ding 'tower.' n
The fact that the name ot tbe efficiat
ing clergyman or civil authority perform
ing the ceremony was scrupulously
omitted, aroused the suspicion ot the
Argus, and immediate icquiry at tbe
county e'erk'a office brought the assurance
that no marriage license had been issuod
to the parties mentioned. Satis-fi id upon
this and further investigation that some
one was "trjing to play horse," the com'
municaliB was laid away to await de
velopxients. These came today in tbe
proof that the somebody who had at
tempted to inyeigle the Argus had sue
ceeded in gulling in the Union. Who
ever the individual is, or what be bis
motive, the Argus is unable to con
Same one who is cleverly concealing
bis identity is entertaining himself in a
highly edifying fashion, to the utter dis
regard of the persons whose names be
uses and the newspapers whose confi
dence he is making a practice of trifling

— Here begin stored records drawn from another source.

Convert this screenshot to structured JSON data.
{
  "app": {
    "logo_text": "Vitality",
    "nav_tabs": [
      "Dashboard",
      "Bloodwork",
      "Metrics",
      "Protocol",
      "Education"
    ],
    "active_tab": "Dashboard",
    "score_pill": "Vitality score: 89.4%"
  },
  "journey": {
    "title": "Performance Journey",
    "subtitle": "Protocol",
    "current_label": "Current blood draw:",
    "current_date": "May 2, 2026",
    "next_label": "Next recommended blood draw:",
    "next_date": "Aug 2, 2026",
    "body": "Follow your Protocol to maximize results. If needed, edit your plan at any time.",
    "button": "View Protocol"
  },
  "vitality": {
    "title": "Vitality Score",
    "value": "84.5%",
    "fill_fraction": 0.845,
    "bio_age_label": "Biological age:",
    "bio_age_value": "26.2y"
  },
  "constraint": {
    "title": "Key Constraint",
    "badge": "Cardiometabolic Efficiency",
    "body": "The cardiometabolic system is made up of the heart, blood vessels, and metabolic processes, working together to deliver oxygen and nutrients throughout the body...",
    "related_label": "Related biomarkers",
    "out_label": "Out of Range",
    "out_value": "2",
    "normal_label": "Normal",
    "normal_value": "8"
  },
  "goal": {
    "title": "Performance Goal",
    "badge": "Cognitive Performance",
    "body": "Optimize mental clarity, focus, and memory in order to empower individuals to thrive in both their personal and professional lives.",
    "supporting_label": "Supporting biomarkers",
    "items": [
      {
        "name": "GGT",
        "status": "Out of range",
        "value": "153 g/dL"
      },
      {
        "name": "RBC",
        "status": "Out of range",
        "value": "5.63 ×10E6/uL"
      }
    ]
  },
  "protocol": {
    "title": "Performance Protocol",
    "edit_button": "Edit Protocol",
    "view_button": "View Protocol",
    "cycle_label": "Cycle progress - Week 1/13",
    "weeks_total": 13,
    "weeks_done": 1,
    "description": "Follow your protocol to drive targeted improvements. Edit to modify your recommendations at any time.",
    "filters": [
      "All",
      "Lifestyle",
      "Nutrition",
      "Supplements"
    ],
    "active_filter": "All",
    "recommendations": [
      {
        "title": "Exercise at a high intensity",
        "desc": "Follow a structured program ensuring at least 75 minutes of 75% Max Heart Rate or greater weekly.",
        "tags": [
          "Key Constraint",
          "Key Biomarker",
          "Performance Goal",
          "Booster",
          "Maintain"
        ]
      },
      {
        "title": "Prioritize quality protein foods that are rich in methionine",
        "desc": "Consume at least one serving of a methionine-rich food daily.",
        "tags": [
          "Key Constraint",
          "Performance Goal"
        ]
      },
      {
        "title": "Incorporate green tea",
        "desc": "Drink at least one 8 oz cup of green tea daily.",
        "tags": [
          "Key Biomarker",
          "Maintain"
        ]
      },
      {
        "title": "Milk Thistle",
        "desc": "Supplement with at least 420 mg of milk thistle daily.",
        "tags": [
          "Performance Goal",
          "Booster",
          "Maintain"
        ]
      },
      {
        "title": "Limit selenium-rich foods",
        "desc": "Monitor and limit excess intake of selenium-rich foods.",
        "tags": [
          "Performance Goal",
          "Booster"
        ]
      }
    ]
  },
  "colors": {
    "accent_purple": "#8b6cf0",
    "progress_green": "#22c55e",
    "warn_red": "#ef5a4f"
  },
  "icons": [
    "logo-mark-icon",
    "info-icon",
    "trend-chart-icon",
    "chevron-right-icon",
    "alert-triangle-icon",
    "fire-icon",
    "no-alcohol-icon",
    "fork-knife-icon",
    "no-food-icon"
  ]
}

with. It is most contemptible business
on somebody's part, the same somebody
probably who succeeded in doing the
same style of work about a year ago in

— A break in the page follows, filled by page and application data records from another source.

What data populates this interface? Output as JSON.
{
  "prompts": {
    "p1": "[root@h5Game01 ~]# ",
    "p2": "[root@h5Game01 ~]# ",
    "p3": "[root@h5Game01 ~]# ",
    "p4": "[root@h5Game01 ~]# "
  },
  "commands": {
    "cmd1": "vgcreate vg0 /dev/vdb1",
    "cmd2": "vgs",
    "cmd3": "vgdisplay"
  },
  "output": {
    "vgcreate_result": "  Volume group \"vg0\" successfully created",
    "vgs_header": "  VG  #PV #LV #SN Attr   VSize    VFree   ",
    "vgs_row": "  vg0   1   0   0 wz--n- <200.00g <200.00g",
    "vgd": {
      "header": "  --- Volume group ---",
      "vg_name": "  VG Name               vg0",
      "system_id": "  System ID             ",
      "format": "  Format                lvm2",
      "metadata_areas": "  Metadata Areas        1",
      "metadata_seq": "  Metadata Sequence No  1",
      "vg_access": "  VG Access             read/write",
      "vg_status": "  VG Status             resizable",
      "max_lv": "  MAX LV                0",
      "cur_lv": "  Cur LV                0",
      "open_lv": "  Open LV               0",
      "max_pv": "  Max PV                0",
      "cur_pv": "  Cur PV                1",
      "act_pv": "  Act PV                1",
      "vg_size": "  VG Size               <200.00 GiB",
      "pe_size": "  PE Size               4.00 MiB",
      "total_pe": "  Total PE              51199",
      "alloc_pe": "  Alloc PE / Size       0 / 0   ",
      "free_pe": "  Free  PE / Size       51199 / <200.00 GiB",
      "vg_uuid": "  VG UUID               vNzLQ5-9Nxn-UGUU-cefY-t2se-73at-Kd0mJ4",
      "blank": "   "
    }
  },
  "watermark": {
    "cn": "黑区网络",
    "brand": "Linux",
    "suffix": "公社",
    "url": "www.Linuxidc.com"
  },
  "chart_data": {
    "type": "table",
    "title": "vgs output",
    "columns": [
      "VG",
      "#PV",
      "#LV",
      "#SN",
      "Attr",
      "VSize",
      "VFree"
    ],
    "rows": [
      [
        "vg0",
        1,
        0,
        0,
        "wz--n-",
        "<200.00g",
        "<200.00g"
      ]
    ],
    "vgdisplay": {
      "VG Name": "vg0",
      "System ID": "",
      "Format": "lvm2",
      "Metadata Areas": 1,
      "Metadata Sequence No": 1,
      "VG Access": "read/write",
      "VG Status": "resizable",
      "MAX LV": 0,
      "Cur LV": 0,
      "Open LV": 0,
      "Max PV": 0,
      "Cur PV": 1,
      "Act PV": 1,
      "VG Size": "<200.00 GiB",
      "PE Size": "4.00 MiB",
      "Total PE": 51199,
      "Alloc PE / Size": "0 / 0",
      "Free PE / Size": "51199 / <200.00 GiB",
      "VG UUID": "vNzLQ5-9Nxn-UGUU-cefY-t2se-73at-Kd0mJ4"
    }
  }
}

South Rock Island.
The intensely entertaining play, the
"Two Sisters" by Denman Thompson's
company is to be seen at the Burtia at
Davenport this evening:

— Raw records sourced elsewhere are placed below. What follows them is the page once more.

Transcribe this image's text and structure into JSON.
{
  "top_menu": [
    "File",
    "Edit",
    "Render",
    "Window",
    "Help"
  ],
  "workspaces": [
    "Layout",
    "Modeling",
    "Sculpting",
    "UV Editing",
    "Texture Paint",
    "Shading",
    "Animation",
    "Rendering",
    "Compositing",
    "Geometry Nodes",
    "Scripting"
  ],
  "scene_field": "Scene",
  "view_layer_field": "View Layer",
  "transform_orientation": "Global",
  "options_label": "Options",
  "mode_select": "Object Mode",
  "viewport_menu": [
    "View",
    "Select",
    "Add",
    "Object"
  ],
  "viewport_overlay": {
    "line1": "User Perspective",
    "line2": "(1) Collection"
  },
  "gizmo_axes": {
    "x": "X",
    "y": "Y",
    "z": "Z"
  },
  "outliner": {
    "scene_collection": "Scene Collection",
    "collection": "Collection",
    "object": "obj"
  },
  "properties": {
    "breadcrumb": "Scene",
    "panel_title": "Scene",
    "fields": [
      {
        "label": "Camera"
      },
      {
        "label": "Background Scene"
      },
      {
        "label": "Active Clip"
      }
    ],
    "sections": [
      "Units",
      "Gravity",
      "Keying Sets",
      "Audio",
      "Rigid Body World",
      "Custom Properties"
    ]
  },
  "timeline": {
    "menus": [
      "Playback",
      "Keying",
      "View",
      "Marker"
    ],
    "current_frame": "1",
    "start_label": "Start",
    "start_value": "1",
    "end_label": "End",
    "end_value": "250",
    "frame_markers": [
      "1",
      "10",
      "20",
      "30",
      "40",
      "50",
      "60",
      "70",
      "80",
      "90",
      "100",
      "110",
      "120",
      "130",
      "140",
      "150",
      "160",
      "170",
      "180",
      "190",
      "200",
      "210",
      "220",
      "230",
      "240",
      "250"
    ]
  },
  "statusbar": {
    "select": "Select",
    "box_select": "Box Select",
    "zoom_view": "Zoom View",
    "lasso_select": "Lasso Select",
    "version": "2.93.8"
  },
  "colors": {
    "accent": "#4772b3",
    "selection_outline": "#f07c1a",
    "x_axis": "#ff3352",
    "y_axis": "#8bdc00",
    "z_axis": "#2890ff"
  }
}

A theatrical critic would prefer to write
tbe truth. Bat this would lead to disas
ter with many a straggling showman, so
he presumes upon the public, for sweet
cbarity'a sake. Occasionally the weary
newspaper man has an opportunity to
speak in words of warmest praise, and fit
the same time tell the old-f ashior ed
truth. Such an opportuuitv wis pre
sented at the Grand opera house li st
night. For tbe first time "The Two Sis
ters" was presented to tbe Lafayette pub
lic. A better pleased and better enter
tained audience has not been in tbe opera
bouse for many a day. Lafayette Jour
nal. Those theatre-goers of Rock Island
who enjoy comedy acting of a legitimate
character, without the recently introduced
knock down, drag out slap-stick acces
sories, will have a rare treat in the per
formance of "A Jolly Surprise" by Fanny
Rice and her excellent company at Har
per's theatre next Wednesday night.
"Julius Ctesar." Shakespeare's greatest
tragedy, will be produced at the Bart is
Monday, Feb. 13, by Charles Hanford's
company, which comes highly commend
ed by the press of New Qirk, Philadel
phia and other leading cities. Mr HiQ
ford will appear as "Marc Anthony, "and
will be supDorted by Bennett Matlack
and E.R.SpeDcer as "Brutus" and "Cas
sius,' respectively. The rest of the sup
port is excellent.
Diminution or Natural Gas.
There is hardly a doubt that tbe natural
gas supply, even in the moat favored dis
tricts where this agent bas been discovered,
is generally approaching extinction, and it
will soon cease to be aa important factor
among tbe fuels of the country, particular
ly as far aa it use in manufacturing indus
tries is roncerned. (ilaaa aad Lamps.
JAHNS & BERTLESEN
Peoria Cook and Ranges,
Tinware And Housk FuKNisHnra Goods.
1612 SECOND AVENUE.
ROCK ISLAND, ILL?
OOKS, BOOKS, BOOKS.
FREE, FREE, FREE.
A book with every purchase. We are giving
away, free, 2 different kinds of books "a1thf
late Carse & Co. store, 1622 Second avenue.
Prices of Shoes guaranteed to be as low1 as
the lowest. The stock must go.
Bill of Fare
Clothes pins per dezea - 01c
Clothes pins patent spring 03c
Towel rollers each - 09c
Tin spice cabinets 8 draw's 82c
Pound butter moulds - 22c
Self wringing mrp3 - 25c
Hair brushes - - 07e
Hand brushes - 03 c
Trick saving banks - 07c
Nickle alarm clocks - 68c
Nickle plat sad irons per lb 05c
100 boxes papitiies
Corn pp ppers, 1 qt -
Towel Rings -
Wood pails, toy
Lamp chimneys No. 1 -
Damp chimneys No. 2
Hard wood toothpicks
Always he leader in low
Geo. H. Kingsbury,
1703 1705;Second Ave.. Rock Island, Telephone 12lft."
402 Fifteenth street, Moline.
Heating and Ventilating Engineers,
Gas and Steam Fitting,
A complete line of Pipe, Brass Goods, Packing H
Fire Brick Etc. Largest and best equipped
establishment west of Chicago.'
DA Via &jjjt.jxL' MoliDe, 111.
1 12. 1 14 West SfcYinteenth st.
Telephone 1148. , RockwaiiC
Evidence Teletrticn' 1 1 6P
Fifth Avenue Pharmacy.
HORST VON KOECKRITZ,
Analytic and Dispensing Pharmacist
Is row located in bis new building at tbe corner of Fti aveuue
and Twentyahird street.
HRNRT A. r-ABIDO.
JOHN K. FARIDOH.
SCHMEIL, PARIDON & SON,
Painters and Decorators,
Kalbomiwinq, Papxb Hangivg, Etc,,
' 419 Seventeenth Street.